How many lines in the records below hold the string "JSON"? Please answer with the number and nothing more.

━━━ DATA EXTRACT

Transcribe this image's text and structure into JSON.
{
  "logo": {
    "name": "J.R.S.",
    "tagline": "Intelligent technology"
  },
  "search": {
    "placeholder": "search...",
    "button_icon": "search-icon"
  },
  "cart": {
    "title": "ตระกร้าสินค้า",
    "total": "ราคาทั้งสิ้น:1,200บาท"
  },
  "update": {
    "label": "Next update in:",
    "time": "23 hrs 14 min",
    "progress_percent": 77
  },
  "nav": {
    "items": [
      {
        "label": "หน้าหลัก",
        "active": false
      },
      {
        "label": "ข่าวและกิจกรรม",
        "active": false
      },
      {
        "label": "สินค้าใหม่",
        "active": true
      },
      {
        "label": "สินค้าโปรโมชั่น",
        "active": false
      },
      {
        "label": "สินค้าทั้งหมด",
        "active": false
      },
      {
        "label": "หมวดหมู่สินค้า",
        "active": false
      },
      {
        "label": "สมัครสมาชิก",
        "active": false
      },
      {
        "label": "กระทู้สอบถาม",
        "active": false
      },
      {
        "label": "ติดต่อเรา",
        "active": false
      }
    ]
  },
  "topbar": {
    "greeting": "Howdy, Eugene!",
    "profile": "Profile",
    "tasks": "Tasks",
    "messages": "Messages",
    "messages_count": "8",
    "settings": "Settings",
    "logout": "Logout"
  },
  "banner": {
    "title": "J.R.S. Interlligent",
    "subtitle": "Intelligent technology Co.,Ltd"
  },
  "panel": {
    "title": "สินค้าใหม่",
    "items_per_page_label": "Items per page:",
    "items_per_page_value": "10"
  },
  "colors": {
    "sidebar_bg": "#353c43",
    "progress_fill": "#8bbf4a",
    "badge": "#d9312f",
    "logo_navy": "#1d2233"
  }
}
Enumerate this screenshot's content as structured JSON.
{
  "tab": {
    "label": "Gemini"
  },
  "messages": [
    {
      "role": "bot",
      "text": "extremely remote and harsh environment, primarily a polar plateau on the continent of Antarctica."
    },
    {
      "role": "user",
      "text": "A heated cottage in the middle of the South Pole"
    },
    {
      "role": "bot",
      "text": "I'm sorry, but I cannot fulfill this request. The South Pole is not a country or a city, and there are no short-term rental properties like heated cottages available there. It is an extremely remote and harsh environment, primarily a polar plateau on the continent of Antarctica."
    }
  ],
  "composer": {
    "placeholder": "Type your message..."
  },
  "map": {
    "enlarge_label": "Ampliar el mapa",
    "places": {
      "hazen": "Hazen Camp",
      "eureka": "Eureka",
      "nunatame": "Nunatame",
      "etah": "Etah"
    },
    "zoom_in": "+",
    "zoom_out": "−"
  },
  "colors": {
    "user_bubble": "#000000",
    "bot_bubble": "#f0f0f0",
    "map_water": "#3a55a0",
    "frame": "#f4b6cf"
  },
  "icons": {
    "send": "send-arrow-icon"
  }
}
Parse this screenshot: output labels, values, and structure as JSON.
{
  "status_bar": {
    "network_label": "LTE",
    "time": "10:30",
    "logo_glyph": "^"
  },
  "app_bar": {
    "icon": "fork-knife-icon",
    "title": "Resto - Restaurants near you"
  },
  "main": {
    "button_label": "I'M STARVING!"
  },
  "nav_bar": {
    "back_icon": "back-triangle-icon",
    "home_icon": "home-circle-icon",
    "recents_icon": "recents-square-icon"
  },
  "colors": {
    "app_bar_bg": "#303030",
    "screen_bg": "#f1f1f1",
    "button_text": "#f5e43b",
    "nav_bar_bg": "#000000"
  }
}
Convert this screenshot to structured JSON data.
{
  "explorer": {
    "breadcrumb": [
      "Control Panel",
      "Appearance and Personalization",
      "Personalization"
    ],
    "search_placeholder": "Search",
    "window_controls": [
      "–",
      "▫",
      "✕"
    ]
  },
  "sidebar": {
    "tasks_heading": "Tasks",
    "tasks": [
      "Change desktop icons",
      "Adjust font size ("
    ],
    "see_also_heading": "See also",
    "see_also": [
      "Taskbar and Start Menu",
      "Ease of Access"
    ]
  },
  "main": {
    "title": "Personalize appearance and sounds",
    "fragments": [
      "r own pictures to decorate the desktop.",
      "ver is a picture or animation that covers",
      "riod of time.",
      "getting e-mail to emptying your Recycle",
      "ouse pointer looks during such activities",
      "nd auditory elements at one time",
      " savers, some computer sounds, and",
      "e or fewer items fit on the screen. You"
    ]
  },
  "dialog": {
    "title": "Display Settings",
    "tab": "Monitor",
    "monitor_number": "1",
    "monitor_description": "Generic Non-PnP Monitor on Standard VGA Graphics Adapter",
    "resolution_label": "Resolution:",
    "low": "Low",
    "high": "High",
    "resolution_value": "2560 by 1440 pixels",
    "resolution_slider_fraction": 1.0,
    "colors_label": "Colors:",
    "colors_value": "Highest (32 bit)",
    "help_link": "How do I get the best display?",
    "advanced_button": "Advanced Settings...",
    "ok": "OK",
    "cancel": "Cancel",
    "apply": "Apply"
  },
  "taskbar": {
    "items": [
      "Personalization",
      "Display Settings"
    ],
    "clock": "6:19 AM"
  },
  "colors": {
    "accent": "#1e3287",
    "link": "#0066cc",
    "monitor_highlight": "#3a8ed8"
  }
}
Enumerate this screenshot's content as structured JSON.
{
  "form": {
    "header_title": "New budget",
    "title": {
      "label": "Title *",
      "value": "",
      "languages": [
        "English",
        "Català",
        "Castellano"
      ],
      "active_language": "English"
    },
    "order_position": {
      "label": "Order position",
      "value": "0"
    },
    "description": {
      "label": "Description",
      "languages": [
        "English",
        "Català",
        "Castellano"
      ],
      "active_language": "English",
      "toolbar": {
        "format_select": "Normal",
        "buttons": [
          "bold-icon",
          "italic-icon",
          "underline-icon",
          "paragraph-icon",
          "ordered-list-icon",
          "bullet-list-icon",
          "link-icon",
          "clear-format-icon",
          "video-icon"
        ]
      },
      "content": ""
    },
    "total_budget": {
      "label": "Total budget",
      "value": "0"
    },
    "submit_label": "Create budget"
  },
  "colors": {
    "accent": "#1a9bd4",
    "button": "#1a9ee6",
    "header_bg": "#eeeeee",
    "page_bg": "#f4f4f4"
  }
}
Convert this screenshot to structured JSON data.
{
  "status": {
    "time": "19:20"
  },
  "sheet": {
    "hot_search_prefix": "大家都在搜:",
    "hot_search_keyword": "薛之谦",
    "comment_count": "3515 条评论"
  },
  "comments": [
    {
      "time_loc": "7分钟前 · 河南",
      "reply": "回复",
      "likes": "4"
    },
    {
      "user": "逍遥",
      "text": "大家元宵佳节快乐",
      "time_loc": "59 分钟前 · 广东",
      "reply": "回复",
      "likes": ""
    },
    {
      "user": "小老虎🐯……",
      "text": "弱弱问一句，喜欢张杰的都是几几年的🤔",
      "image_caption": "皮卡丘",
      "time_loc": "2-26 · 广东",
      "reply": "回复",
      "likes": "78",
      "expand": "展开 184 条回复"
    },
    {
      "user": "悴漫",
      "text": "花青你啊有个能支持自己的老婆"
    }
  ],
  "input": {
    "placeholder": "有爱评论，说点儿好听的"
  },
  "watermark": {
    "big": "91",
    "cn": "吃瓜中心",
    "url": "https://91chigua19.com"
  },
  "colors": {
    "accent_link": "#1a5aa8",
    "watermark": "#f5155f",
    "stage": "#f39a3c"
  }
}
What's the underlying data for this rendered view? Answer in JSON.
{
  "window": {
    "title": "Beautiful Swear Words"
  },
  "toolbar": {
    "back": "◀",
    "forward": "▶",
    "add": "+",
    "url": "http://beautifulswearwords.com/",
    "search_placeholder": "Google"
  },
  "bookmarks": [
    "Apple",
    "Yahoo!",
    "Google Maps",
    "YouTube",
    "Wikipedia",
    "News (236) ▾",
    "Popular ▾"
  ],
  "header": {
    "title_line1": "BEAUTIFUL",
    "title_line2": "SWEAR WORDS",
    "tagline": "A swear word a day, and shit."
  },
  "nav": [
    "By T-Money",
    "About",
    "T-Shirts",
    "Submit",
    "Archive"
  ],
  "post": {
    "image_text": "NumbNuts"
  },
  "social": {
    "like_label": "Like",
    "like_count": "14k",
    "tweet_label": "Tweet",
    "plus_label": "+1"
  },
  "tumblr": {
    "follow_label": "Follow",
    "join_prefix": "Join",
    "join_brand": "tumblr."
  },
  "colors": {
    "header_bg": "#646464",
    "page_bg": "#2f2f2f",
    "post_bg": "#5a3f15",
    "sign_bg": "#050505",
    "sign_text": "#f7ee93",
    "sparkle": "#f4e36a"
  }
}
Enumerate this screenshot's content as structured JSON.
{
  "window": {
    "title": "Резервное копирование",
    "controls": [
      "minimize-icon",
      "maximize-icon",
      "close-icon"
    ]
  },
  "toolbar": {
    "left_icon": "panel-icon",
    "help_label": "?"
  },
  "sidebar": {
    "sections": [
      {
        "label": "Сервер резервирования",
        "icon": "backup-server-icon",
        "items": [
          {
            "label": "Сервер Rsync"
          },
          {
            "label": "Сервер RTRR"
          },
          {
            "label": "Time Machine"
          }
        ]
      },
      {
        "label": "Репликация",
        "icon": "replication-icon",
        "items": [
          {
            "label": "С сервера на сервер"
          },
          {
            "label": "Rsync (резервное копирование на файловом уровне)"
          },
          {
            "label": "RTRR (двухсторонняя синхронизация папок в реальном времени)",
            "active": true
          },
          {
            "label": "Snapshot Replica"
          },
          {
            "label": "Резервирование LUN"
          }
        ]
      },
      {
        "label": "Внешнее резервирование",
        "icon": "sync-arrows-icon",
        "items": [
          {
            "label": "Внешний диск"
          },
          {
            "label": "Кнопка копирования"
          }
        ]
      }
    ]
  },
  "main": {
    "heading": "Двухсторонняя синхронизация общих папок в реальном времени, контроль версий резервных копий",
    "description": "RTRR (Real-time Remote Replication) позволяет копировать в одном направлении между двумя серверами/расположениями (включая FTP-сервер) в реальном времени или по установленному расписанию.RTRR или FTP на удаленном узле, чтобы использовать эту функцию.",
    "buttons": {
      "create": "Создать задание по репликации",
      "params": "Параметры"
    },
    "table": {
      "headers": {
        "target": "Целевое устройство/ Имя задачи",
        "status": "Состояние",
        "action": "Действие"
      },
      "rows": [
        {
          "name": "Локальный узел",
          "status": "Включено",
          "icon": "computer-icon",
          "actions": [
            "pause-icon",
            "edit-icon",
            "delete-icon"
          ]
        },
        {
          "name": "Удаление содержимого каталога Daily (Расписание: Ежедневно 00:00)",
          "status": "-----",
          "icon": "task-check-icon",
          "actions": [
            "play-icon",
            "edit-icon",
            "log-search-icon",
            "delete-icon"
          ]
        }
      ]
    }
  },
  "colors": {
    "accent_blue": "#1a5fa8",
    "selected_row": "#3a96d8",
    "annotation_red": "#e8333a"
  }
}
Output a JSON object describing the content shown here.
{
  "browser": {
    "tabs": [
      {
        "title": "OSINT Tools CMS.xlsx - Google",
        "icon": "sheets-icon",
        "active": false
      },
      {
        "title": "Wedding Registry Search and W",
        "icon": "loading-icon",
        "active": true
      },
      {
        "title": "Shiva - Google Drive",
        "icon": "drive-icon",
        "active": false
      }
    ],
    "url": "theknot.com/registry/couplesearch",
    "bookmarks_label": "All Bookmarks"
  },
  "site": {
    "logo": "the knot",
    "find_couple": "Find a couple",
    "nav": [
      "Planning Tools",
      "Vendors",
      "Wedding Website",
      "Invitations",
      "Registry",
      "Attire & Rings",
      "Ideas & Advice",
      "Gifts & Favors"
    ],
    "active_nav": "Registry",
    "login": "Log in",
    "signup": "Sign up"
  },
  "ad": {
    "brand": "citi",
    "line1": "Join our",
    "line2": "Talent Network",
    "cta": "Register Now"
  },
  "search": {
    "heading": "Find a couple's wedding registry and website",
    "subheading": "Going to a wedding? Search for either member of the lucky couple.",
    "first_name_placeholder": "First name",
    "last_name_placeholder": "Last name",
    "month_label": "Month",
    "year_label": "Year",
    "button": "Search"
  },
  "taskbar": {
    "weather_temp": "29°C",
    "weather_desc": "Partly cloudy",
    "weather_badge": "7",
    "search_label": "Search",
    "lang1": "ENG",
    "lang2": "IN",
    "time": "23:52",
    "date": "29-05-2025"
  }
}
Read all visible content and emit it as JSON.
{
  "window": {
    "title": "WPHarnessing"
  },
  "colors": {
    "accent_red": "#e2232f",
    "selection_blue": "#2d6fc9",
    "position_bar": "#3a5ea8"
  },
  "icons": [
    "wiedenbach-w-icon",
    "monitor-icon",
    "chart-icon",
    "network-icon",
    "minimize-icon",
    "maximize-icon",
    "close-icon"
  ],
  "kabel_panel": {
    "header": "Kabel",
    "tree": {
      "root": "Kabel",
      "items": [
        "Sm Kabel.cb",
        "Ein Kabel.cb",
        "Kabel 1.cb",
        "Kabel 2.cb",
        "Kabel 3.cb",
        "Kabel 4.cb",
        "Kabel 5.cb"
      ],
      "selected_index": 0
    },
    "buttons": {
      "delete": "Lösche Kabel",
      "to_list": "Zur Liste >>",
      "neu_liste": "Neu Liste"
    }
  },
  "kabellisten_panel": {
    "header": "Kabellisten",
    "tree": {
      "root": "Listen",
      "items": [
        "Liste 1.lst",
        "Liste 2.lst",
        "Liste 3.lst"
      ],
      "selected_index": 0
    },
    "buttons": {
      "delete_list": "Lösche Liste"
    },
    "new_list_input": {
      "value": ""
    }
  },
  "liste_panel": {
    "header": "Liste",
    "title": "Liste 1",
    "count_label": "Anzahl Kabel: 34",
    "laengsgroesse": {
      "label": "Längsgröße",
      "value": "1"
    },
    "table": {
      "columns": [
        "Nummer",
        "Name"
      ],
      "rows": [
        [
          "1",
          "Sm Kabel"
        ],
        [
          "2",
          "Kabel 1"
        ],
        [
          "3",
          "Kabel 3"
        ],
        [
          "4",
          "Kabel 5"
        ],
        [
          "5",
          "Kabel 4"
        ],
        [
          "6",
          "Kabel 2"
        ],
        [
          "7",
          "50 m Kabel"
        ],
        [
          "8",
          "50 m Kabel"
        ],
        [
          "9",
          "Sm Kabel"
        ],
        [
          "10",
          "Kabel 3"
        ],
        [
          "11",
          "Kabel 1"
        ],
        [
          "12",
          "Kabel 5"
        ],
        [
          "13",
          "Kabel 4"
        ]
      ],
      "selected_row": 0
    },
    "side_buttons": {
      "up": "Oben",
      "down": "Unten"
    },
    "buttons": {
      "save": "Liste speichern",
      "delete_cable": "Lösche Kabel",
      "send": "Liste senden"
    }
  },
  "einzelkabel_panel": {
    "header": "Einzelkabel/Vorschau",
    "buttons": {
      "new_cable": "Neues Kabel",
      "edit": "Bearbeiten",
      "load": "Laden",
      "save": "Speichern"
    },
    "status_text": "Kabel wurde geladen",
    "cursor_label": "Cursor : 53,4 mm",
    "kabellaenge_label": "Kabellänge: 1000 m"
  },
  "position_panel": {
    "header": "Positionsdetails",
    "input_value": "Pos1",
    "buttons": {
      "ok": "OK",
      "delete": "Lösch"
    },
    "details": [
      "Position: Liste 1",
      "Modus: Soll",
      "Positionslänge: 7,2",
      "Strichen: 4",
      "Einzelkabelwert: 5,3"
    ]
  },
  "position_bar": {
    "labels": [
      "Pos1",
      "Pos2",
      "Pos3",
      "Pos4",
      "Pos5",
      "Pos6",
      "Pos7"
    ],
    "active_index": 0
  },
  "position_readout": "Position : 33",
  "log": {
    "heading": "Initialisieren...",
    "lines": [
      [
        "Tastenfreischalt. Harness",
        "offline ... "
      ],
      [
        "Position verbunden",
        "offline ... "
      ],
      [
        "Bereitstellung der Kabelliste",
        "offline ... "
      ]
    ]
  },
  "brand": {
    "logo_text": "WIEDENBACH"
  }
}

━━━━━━

**RESPONSE AREA:**
10